▶ Activity
In the records below, print each line exactly and leave every image out.
------------------------------------------------------------------------
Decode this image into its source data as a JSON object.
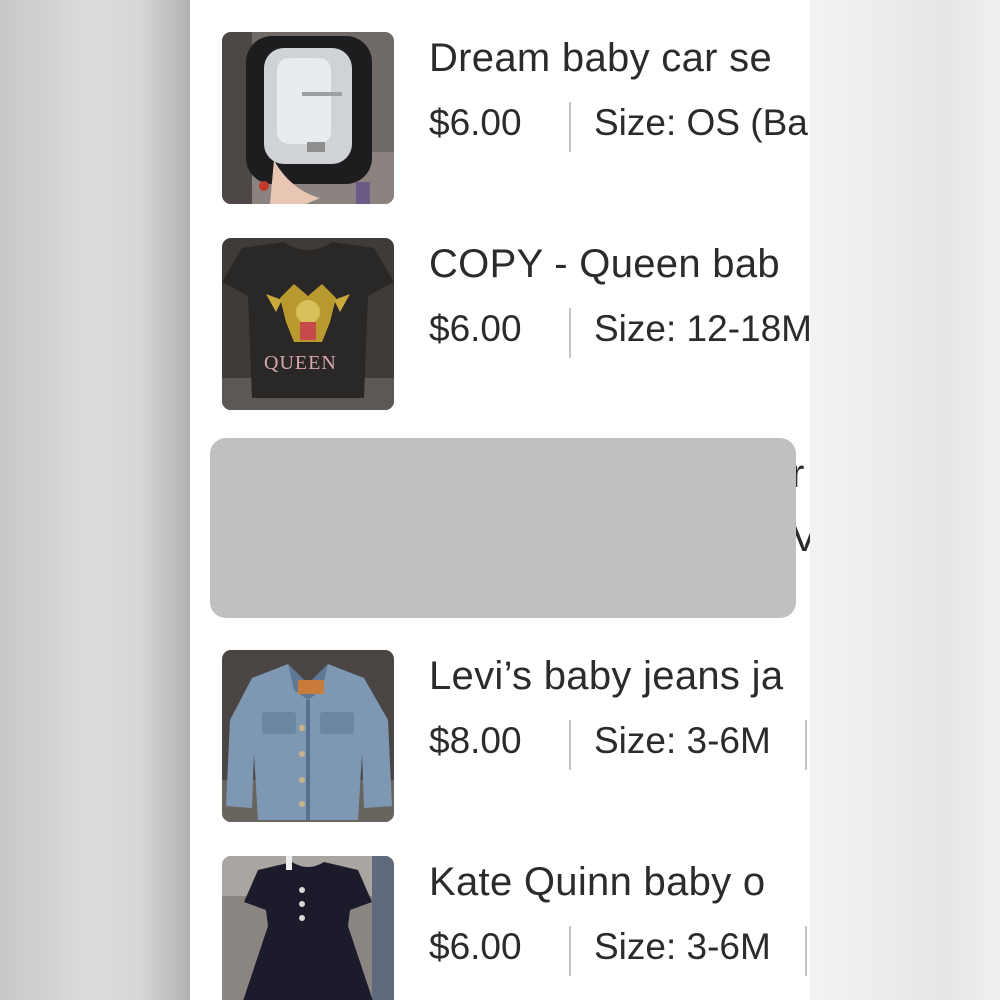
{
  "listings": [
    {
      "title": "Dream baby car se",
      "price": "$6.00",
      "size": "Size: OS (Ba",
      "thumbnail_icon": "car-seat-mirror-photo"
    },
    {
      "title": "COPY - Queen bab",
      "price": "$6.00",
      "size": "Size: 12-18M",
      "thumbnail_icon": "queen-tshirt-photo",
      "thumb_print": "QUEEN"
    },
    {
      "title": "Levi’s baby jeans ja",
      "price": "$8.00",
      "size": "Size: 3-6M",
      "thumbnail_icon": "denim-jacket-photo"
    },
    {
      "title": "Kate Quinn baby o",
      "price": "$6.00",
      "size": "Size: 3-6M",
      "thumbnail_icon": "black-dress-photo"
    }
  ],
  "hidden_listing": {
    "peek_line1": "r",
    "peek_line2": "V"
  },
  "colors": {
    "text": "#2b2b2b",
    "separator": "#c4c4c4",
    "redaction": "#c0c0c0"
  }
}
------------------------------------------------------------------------
▶ Result of this task
Decode this image into its source data as a JSON object.
{
  "listings": [
    {
      "title": "Dream baby car se",
      "price": "$6.00",
      "size": "Size: OS (Ba",
      "thumbnail_icon": "car-seat-mirror-photo"
    },
    {
      "title": "COPY - Queen bab",
      "price": "$6.00",
      "size": "Size: 12-18M",
      "thumbnail_icon": "queen-tshirt-photo",
      "thumb_print": "QUEEN"
    },
    {
      "title": "Levi’s baby jeans ja",
      "price": "$8.00",
      "size": "Size: 3-6M",
      "thumbnail_icon": "denim-jacket-photo"
    },
    {
      "title": "Kate Quinn baby o",
      "price": "$6.00",
      "size": "Size: 3-6M",
      "thumbnail_icon": "black-dress-photo"
    }
  ],
  "hidden_listing": {
    "peek_line1": "r",
    "peek_line2": "V"
  },
  "colors": {
    "text": "#2b2b2b",
    "separator": "#c4c4c4",
    "redaction": "#c0c0c0"
  }
}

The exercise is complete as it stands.